[What you will do] All entries below are to be reproduced exactly.

== Segment start ==

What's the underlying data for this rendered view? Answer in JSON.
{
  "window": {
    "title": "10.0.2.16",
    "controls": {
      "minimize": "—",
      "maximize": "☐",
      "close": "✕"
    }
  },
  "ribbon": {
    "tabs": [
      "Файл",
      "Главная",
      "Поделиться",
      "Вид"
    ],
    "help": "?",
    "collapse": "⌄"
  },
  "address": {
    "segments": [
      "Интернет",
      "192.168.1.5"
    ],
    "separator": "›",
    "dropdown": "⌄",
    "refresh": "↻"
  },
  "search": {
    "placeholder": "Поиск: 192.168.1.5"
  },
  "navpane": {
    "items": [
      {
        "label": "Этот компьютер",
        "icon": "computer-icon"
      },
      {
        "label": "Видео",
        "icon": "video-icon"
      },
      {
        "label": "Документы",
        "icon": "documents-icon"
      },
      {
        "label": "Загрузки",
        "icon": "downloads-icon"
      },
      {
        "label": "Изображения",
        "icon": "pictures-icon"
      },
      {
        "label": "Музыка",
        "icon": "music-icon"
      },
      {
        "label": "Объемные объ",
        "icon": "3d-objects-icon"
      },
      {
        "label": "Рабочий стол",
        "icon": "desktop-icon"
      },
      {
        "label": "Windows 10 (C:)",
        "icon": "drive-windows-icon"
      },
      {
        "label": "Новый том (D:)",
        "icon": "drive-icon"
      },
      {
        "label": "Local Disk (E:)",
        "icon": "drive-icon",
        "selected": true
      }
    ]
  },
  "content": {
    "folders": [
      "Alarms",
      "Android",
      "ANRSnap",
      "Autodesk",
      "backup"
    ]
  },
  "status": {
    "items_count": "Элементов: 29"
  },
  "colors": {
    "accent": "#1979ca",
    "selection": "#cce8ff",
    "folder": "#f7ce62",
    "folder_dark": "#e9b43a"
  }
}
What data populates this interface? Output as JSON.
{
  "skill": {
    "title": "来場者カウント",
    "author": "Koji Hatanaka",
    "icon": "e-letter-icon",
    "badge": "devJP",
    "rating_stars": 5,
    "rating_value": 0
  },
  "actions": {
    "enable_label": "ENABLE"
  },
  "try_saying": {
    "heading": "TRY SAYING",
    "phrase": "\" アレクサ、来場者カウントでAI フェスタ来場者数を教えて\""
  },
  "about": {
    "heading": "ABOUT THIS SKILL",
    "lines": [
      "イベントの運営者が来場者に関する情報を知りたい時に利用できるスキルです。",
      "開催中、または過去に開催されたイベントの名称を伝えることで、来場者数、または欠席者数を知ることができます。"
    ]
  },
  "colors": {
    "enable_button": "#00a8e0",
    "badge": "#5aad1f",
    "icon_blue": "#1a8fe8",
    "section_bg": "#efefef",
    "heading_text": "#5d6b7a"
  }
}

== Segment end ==

[Reply]
What's the underlying data for this rendered view? Answer in JSON.
{
  "window": {
    "title": "10.0.2.16",
    "controls": {
      "minimize": "—",
      "maximize": "☐",
      "close": "✕"
    }
  },
  "ribbon": {
    "tabs": [
      "Файл",
      "Главная",
      "Поделиться",
      "Вид"
    ],
    "help": "?",
    "collapse": "⌄"
  },
  "address": {
    "segments": [
      "Интернет",
      "192.168.1.5"
    ],
    "separator": "›",
    "dropdown": "⌄",
    "refresh": "↻"
  },
  "search": {
    "placeholder": "Поиск: 192.168.1.5"
  },
  "navpane": {
    "items": [
      {
        "label": "Этот компьютер",
        "icon": "computer-icon"
      },
      {
        "label": "Видео",
        "icon": "video-icon"
      },
      {
        "label": "Документы",
        "icon": "documents-icon"
      },
      {
        "label": "Загрузки",
        "icon": "downloads-icon"
      },
      {
        "label": "Изображения",
        "icon": "pictures-icon"
      },
      {
        "label": "Музыка",
        "icon": "music-icon"
      },
      {
        "label": "Объемные объ",
        "icon": "3d-objects-icon"
      },
      {
        "label": "Рабочий стол",
        "icon": "desktop-icon"
      },
      {
        "label": "Windows 10 (C:)",
        "icon": "drive-windows-icon"
      },
      {
        "label": "Новый том (D:)",
        "icon": "drive-icon"
      },
      {
        "label": "Local Disk (E:)",
        "icon": "drive-icon",
        "selected": true
      }
    ]
  },
  "content": {
    "folders": [
      "Alarms",
      "Android",
      "ANRSnap",
      "Autodesk",
      "backup"
    ]
  },
  "status": {
    "items_count": "Элементов: 29"
  },
  "colors": {
    "accent": "#1979ca",
    "selection": "#cce8ff",
    "folder": "#f7ce62",
    "folder_dark": "#e9b43a"
  }
}
What data populates this interface? Output as JSON.
{
  "skill": {
    "title": "来場者カウント",
    "author": "Koji Hatanaka",
    "icon": "e-letter-icon",
    "badge": "devJP",
    "rating_stars": 5,
    "rating_value": 0
  },
  "actions": {
    "enable_label": "ENABLE"
  },
  "try_saying": {
    "heading": "TRY SAYING",
    "phrase": "\" アレクサ、来場者カウントでAI フェスタ来場者数を教えて\""
  },
  "about": {
    "heading": "ABOUT THIS SKILL",
    "lines": [
      "イベントの運営者が来場者に関する情報を知りたい時に利用できるスキルです。",
      "開催中、または過去に開催されたイベントの名称を伝えることで、来場者数、または欠席者数を知ることができます。"
    ]
  },
  "colors": {
    "enable_button": "#00a8e0",
    "badge": "#5aad1f",
    "icon_blue": "#1a8fe8",
    "section_bg": "#efefef",
    "heading_text": "#5d6b7a"
  }
}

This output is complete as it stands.